Inhibition of microbial deconjugation of micellar bile acids protects against intestinal permeability and liver injury
Li et al. (BioRxiv) doi: 10.1101/2021.03.24.436896
Rats on a high-fat diet exhibit increased intestinal permeability and liver injury, as well as reduced levels of conjugated bile acids. In-vitro, conjugated bile acids are responsible for protection of the epithelial layer from damage induced by unconjugated bile acid formation of micelles. Inhibition of bile acid deconjugation led to reduced intestinal permeability and liver injury in high fat diet fed mice.
In-vitro assays using Caco-2 cells are not entirely relevant in-vivo, and use of mucusoids/organoids would have strengthened these experiments.
Micelle formation is identified as the mechanism of injury in-vitro, but isn’t show in-vivo.
The identification of a microbial-specific mechanism of bile acids driving damage to the intestinal barrier during liver injury is of therapeutic interest, and has advanced the field of liver disease.

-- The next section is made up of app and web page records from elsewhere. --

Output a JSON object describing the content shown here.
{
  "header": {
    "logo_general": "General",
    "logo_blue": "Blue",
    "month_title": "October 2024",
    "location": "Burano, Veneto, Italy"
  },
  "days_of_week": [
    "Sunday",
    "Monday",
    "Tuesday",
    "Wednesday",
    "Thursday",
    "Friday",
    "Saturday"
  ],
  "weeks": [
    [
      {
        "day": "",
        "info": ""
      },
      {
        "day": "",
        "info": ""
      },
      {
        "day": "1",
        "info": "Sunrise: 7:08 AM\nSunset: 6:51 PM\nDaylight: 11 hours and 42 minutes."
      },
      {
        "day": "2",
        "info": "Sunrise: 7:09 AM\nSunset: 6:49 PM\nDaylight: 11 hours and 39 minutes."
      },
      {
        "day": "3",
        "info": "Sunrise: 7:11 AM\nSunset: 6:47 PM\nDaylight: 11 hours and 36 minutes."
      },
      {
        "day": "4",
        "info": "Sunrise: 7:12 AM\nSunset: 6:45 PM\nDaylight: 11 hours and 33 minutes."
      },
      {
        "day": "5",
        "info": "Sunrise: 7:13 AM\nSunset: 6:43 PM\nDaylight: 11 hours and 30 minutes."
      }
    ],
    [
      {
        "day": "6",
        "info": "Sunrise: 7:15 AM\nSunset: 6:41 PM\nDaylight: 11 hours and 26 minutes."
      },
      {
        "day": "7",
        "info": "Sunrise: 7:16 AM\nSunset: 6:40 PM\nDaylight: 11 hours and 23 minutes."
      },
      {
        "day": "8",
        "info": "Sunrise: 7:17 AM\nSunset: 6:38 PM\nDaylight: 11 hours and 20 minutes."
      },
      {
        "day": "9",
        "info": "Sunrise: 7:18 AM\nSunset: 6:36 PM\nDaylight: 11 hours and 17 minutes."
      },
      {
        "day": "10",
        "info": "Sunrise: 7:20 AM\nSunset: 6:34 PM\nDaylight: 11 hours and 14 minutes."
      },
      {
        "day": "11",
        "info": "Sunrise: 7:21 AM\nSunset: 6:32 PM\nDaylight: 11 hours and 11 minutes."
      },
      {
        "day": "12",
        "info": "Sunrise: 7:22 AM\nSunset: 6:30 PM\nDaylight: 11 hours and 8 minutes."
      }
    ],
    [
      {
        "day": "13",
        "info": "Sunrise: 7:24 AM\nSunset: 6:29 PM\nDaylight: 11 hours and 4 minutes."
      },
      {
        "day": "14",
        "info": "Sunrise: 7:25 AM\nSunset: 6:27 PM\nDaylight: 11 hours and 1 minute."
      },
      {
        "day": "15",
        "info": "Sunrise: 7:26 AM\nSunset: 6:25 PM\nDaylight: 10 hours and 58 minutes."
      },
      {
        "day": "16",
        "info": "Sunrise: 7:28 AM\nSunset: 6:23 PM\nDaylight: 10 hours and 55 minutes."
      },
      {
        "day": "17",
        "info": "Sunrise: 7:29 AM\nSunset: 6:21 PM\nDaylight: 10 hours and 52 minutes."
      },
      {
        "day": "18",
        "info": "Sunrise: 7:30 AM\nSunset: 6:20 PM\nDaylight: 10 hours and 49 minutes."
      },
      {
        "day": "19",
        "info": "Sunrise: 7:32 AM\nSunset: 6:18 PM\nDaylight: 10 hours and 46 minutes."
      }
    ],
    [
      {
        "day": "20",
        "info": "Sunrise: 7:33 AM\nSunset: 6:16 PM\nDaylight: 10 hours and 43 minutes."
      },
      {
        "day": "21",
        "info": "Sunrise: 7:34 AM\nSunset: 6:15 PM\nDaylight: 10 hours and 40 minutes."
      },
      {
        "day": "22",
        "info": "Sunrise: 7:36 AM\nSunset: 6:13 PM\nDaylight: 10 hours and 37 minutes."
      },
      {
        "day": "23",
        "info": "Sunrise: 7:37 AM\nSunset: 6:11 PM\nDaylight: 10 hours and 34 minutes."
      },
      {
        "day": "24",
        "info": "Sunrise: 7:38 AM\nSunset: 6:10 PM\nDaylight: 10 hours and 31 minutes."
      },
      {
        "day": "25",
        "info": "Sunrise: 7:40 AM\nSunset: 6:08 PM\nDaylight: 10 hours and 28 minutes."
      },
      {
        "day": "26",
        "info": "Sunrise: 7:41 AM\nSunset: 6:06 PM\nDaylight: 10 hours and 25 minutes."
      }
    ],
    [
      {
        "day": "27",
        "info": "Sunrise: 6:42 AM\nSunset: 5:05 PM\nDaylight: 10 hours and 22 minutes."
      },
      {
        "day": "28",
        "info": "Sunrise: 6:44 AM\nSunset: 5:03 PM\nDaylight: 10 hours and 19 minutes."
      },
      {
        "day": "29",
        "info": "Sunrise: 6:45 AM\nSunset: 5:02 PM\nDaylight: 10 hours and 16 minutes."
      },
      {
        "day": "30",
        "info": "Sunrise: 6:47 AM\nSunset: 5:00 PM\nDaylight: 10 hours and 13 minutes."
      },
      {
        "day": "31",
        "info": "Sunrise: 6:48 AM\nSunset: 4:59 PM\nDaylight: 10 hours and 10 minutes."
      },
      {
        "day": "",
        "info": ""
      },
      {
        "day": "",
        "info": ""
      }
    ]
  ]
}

Reviewed by India Brough as part of the cross-institutional journal club of the Immunology Institute of the Icahn School of Medicine, Mount Sinai, the Kennedy Institute of Rheumatology and the Oxford Centre for Immuno-Oncology (OXCIO) (University of Oxford, GB) and Karolinska Institute’s Center for Infectious Medicine (CIM) & Center for Molecular Medicine (CMM). Follow her on Twitter.